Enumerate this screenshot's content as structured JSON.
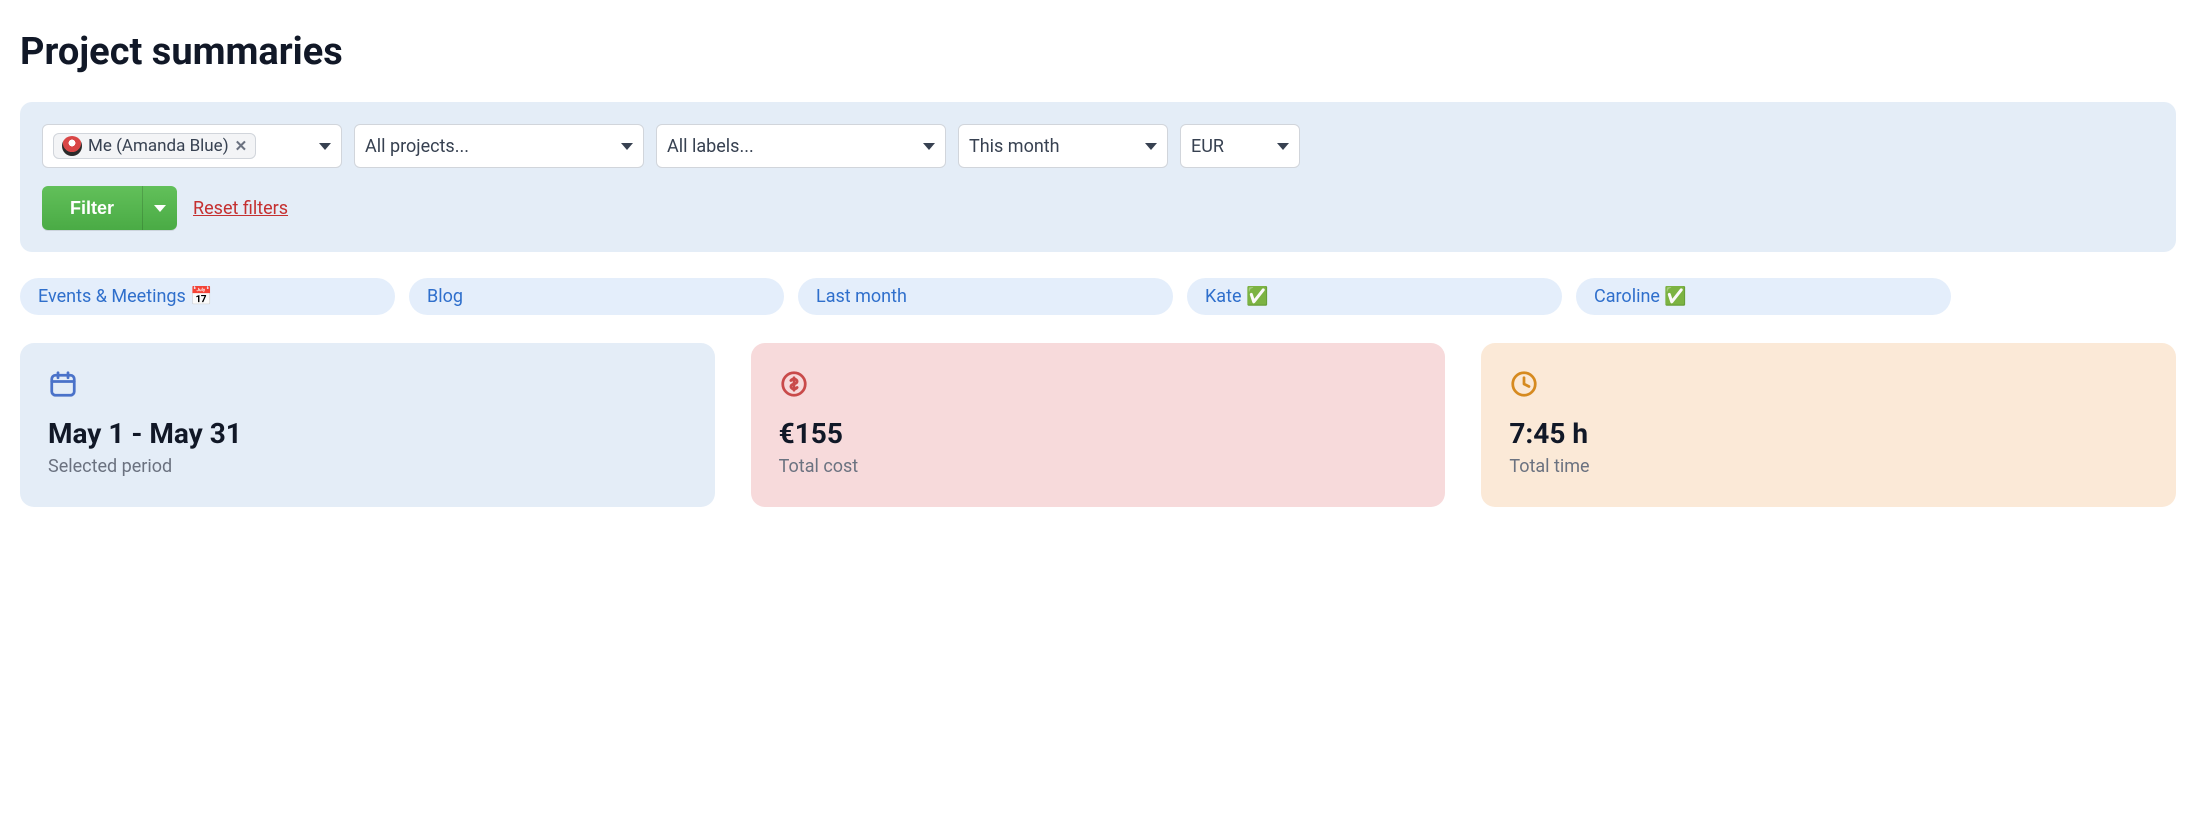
{
  "page": {
    "title": "Project summaries"
  },
  "filters": {
    "user_chip": "Me (Amanda Blue)",
    "projects": "All projects...",
    "labels": "All labels...",
    "period": "This month",
    "currency": "EUR",
    "filter_button": "Filter",
    "reset": "Reset filters"
  },
  "saved_filters": [
    "Events & Meetings 📅",
    "Blog",
    "Last month",
    "Kate ✅",
    "Caroline ✅"
  ],
  "cards": {
    "period": {
      "value": "May 1 - May 31",
      "label": "Selected period"
    },
    "cost": {
      "value": "€155",
      "label": "Total cost"
    },
    "time": {
      "value": "7:45 h",
      "label": "Total time"
    }
  }
}
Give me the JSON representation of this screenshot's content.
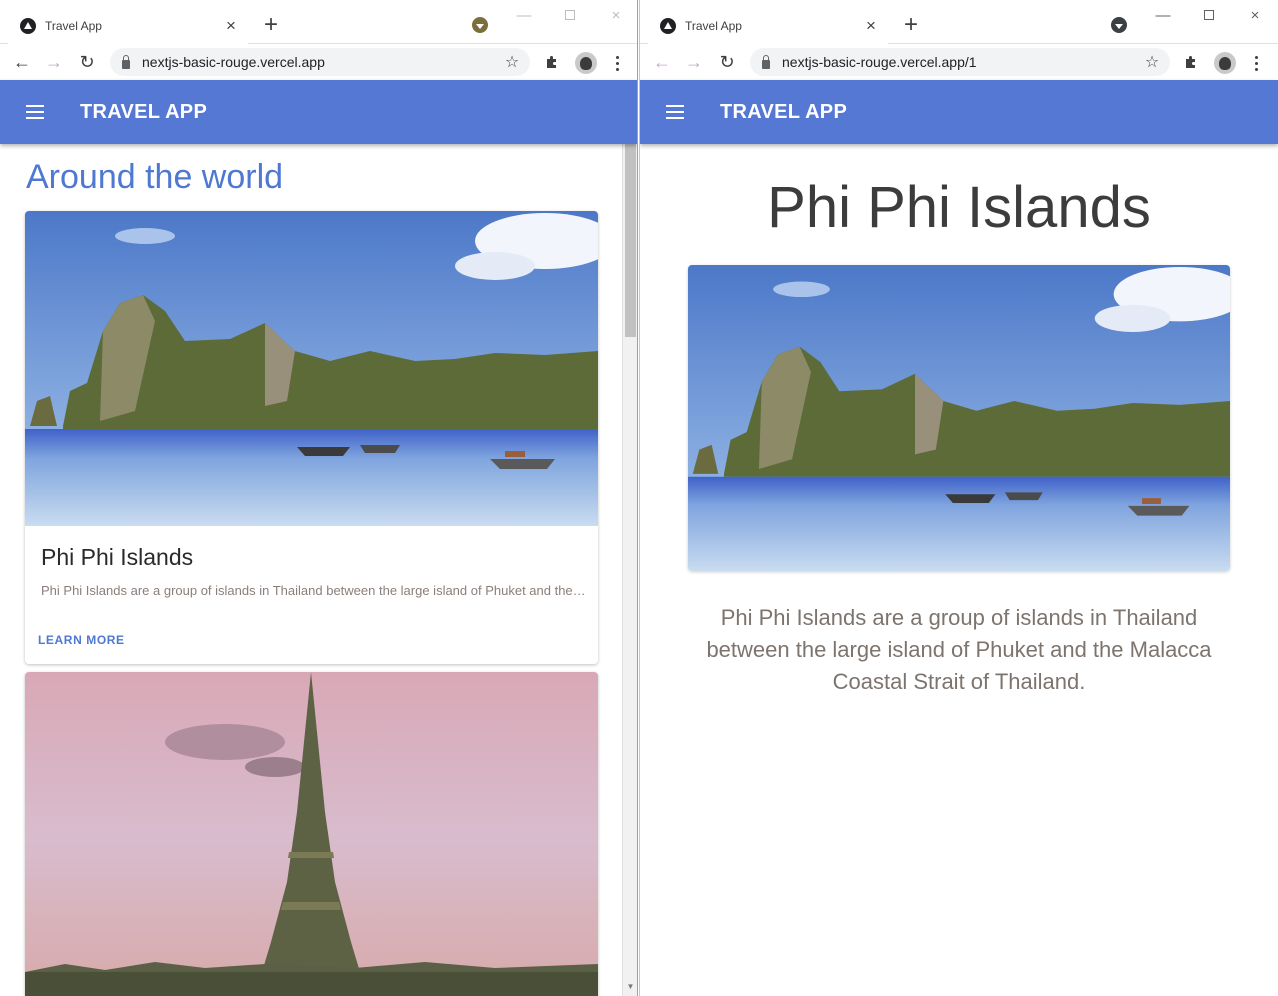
{
  "windows": [
    {
      "tab_title": "Travel App",
      "url": "nextjs-basic-rouge.vercel.app",
      "app_title": "TRAVEL APP",
      "section_heading": "Around the world",
      "cards": [
        {
          "title": "Phi Phi Islands",
          "description": "Phi Phi Islands are a group of islands in Thailand between the large island of Phuket and the Malacca Coastal Strait of Thailand.",
          "action": "LEARN MORE"
        }
      ]
    },
    {
      "tab_title": "Travel App",
      "url": "nextjs-basic-rouge.vercel.app/1",
      "app_title": "TRAVEL APP",
      "detail_title": "Phi Phi Islands",
      "detail_description": "Phi Phi Islands are a group of islands in Thailand between the large island of Phuket and the Malacca Coastal Strait of Thailand."
    }
  ],
  "icons": {
    "close": "×",
    "new_tab": "+",
    "back": "←",
    "forward": "→",
    "reload": "↻",
    "star": "☆",
    "minimize": "—"
  },
  "colors": {
    "app_bar": "#5478d4",
    "accent": "#4f78d2"
  }
}
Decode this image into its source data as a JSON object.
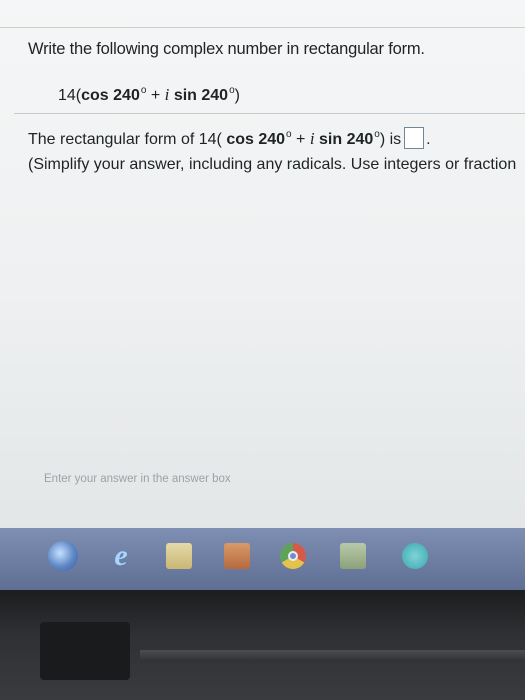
{
  "question": {
    "title": "Write the following complex number in rectangular form.",
    "expression": {
      "modulus": "14",
      "open": "(",
      "cos": "cos 240",
      "deg": "o",
      "plus": " + ",
      "i": "i",
      "sin": " sin 240",
      "close": ")"
    }
  },
  "answer": {
    "prefix": "The rectangular form of 14(",
    "cos": " cos 240",
    "deg": "o",
    "plus": " + ",
    "i": "i",
    "sin": " sin 240",
    "close": ") is",
    "period": ".",
    "hint": "(Simplify your answer, including any radicals. Use integers or fraction"
  },
  "status": {
    "text": "Enter your answer in the answer box"
  },
  "taskbar": {
    "icons": [
      "windows-start-icon",
      "internet-explorer-icon",
      "file-explorer-icon",
      "media-player-icon",
      "chrome-icon",
      "calculator-icon",
      "app-icon"
    ],
    "ie_glyph": "e"
  },
  "colors": {
    "page_bg": "#eef0f1",
    "text": "#1f2326",
    "answer_box_border": "#6f8797",
    "taskbar": "#6f7fa3"
  }
}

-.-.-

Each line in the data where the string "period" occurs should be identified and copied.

    "period": "This month",
    "period": {
      "label": "Selected period"
    "period": ".",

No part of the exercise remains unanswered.